### [Required work]
Please go line by line through the material and copy each one containing the word "power".

»»

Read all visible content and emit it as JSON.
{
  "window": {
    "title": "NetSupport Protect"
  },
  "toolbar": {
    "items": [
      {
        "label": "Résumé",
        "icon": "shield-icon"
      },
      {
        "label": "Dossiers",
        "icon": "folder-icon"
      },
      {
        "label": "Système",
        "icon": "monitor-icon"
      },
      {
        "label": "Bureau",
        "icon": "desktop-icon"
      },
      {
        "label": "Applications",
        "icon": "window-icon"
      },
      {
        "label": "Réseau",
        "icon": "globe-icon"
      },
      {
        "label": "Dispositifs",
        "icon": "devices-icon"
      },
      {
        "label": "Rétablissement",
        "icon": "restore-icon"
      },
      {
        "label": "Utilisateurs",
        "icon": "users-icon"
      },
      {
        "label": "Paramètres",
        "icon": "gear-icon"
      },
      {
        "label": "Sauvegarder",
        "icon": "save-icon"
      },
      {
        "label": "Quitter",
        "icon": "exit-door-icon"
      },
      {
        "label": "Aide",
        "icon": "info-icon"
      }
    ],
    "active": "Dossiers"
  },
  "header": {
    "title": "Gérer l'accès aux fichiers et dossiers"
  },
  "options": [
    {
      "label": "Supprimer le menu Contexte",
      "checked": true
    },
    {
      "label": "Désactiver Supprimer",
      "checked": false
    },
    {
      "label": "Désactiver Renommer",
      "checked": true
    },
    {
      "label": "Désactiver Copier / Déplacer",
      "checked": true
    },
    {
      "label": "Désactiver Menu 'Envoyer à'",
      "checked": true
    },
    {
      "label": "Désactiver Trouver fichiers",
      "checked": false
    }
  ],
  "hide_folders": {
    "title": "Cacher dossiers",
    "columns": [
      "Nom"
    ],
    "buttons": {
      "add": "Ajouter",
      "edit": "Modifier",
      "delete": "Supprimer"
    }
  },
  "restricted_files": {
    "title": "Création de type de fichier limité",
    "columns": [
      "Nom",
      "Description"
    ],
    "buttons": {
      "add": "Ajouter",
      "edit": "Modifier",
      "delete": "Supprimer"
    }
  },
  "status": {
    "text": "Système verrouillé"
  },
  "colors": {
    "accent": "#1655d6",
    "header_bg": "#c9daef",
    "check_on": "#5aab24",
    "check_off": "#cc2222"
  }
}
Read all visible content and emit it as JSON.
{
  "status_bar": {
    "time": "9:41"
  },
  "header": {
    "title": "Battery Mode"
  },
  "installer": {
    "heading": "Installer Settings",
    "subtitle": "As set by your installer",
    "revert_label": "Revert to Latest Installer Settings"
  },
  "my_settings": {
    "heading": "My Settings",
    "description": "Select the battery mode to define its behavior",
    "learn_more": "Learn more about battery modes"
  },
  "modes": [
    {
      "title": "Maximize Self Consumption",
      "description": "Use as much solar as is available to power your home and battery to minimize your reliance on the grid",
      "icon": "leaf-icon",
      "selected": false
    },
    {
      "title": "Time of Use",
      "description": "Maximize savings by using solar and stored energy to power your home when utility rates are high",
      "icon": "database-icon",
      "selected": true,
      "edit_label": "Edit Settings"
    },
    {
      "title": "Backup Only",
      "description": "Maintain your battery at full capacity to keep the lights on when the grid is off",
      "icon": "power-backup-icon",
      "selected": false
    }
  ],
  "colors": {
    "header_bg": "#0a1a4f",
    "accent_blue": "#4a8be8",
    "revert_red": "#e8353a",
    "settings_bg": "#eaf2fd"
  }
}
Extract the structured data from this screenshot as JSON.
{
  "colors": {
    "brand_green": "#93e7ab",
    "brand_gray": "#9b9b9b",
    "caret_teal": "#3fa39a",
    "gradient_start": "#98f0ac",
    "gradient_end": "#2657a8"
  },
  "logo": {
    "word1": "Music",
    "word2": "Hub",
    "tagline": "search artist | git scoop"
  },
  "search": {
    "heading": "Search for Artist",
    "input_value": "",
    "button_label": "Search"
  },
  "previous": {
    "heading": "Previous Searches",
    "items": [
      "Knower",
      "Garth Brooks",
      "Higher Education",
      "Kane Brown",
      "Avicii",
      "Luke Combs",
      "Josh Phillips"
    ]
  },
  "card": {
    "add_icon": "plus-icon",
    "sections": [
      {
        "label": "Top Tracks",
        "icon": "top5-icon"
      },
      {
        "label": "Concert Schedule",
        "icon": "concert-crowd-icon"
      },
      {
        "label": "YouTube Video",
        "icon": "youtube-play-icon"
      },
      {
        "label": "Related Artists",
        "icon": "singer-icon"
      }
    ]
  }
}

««

### [Exercise response]
      "description": "Use as much solar as is available to power your home and battery to minimize your reliance on the grid",
      "description": "Maximize savings by using solar and stored energy to power your home when utility rates are high",
      "icon": "power-backup-icon",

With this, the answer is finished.